“Can you just give me the cheat codes? ‘Cause I cannot get past this queen. You did write cheat codes into the game, right?”
“Yeah, yeah,” Jasmine said. “Just like you showed me. I’m sending them your way. But in return, I expect you to send me the bonus level of Cosmic you’ve been writing as soon as it’s done.”
“Deal,” Holly said. Then she turned the video call off, pulled the cheat codes Jasmine had sent her out of their chat log, and got right back into the game.
* * *
Ekko felt herself grow more powerful. Her black-and-white body began sparkling all over. Tiny stars shed from her smooth skin and followed her in a wake of glitter as she swam across the alien queen’s throne room — finally, able to stay alive as the queen’s lasers pierced her body, slicing from every side. The green cloud of poison gathered around her, but it couldn’t choke her — the stars twinkling around her body protected her. When a piston smashed down from the ceiling of the giant room, it couldn’t flatten her — her body was stronger than the piston now. Stronger than metal. Stronger than poison. Inviolable. Invincible.

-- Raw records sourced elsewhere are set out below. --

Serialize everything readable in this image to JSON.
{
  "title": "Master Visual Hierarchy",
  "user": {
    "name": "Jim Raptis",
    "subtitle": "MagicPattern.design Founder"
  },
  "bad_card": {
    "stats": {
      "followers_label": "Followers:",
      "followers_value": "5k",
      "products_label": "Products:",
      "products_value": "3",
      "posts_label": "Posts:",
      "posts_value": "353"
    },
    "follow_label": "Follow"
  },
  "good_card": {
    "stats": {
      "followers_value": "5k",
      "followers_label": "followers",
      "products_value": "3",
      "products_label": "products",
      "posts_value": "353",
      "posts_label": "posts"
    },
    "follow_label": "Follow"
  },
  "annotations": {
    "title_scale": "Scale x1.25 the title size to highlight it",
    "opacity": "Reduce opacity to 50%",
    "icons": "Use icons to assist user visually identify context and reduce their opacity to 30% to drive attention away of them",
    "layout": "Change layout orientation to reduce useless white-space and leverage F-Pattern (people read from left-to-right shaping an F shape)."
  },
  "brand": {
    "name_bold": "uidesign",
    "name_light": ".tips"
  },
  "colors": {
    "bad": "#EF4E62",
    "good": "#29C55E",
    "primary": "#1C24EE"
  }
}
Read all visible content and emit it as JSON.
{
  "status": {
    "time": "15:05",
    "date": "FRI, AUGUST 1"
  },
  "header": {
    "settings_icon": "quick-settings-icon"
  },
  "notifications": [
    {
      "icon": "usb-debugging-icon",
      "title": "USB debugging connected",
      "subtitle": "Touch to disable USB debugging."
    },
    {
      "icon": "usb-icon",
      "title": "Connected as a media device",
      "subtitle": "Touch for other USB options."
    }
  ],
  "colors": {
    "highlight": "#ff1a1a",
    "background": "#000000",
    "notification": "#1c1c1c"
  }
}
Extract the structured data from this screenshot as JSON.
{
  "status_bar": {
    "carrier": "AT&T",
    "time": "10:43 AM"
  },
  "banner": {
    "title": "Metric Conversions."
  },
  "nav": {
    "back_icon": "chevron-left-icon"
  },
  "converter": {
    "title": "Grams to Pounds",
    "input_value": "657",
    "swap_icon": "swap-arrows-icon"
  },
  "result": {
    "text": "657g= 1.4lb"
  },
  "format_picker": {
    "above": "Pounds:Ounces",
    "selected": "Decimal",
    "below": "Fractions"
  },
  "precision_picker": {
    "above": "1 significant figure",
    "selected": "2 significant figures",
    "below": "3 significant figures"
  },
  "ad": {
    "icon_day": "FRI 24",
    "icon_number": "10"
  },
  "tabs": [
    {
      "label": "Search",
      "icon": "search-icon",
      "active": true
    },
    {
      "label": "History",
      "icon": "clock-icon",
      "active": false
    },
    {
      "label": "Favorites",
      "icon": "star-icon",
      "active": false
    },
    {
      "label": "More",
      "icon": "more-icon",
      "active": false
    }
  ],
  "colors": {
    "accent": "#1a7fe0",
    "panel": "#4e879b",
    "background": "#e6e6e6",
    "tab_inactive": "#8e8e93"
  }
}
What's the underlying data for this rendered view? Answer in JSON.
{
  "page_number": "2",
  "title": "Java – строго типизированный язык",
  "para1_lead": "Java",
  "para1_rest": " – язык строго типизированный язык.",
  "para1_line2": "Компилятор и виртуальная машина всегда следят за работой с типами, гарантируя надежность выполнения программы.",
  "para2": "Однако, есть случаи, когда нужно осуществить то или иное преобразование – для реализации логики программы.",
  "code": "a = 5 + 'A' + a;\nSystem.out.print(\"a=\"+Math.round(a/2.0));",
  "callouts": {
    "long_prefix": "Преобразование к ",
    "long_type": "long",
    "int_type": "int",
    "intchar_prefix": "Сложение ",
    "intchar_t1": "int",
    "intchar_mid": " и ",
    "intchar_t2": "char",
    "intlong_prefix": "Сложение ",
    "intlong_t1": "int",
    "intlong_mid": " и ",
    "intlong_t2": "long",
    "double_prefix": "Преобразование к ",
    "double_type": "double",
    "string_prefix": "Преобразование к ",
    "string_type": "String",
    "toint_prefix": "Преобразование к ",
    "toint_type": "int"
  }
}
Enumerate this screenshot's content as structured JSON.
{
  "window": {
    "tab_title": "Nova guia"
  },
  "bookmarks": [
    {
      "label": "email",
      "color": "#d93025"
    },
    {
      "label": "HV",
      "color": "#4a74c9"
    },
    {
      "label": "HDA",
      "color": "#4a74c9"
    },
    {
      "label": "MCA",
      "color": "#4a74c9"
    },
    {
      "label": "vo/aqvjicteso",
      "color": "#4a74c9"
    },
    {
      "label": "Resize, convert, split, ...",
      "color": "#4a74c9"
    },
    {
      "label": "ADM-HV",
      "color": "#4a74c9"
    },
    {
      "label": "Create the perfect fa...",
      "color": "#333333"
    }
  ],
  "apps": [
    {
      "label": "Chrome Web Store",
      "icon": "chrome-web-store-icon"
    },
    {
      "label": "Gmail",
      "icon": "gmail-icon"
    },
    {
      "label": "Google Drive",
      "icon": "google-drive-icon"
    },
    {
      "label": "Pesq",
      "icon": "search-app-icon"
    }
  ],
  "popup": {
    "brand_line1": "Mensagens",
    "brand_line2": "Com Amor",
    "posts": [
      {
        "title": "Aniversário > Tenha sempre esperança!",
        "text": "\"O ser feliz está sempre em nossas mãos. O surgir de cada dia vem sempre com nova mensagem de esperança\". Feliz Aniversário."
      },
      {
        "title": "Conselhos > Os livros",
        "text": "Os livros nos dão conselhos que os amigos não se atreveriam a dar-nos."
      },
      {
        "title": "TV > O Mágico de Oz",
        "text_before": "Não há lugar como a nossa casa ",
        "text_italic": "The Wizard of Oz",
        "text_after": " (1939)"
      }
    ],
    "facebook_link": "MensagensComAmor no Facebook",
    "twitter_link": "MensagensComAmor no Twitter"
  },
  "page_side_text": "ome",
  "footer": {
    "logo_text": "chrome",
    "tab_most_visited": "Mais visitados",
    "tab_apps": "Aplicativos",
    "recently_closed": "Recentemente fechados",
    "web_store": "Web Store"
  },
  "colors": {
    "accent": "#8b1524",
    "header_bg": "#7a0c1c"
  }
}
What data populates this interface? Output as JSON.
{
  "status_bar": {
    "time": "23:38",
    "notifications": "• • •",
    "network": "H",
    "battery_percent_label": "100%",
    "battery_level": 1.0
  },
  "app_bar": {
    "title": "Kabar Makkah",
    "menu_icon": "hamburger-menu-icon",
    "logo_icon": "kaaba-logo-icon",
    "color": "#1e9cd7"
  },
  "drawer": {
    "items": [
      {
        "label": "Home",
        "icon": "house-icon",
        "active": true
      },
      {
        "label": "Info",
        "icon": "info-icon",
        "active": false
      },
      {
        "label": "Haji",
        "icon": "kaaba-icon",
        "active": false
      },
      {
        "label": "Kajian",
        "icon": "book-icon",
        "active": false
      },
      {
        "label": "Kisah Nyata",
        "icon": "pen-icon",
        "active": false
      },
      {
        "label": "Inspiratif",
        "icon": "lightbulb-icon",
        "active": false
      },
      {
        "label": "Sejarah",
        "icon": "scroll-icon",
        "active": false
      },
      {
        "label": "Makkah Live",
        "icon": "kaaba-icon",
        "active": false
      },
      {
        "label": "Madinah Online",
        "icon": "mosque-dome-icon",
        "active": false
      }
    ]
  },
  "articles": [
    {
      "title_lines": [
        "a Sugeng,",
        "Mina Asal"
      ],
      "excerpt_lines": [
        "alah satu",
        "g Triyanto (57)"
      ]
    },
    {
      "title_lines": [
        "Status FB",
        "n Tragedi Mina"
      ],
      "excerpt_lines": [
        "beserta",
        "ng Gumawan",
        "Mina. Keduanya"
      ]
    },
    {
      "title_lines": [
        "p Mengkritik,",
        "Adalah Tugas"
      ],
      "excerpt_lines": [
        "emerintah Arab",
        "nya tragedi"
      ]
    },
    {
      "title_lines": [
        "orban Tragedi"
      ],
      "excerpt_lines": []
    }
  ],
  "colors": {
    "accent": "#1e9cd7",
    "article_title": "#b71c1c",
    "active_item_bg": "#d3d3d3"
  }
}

Ekko swam toward the alien queen. She summoned all of her fury, her anger at the injustice of how the aliens had treated her and her kin, and put those feelings into song. Her song filled the throne room, echoing eerily off the cage-filled walls. Her song reverberated and resonated, causing the whole ship to vibrate around her.
The other orcas joined Ekko’s song, and the power of their voices multiplied together.
A song of righteous fury filled the spaceship, rocking it back and forth in the sky, until the bars on the orca’s cages shattered. The queen herself vibrated, shook, and shuddered until her carapace exploded around her, breaking into tiny pieces of horrifying confetti. The whole ship shattered, breaking all the orcas free, leaving them floating in free fall, far above the ocean they’d once known as home, so high in the sky that even Earth’s gravity couldn’t touch them.
Ekko knew deep in her heart that she’d won. She’d rescued her family and fulfilled her purpose. And now, all the orcas would live happily among the stars, swimming forever through galaxies and nebulae, freed from the persecution of evil aliens and Earth’s gravity alike.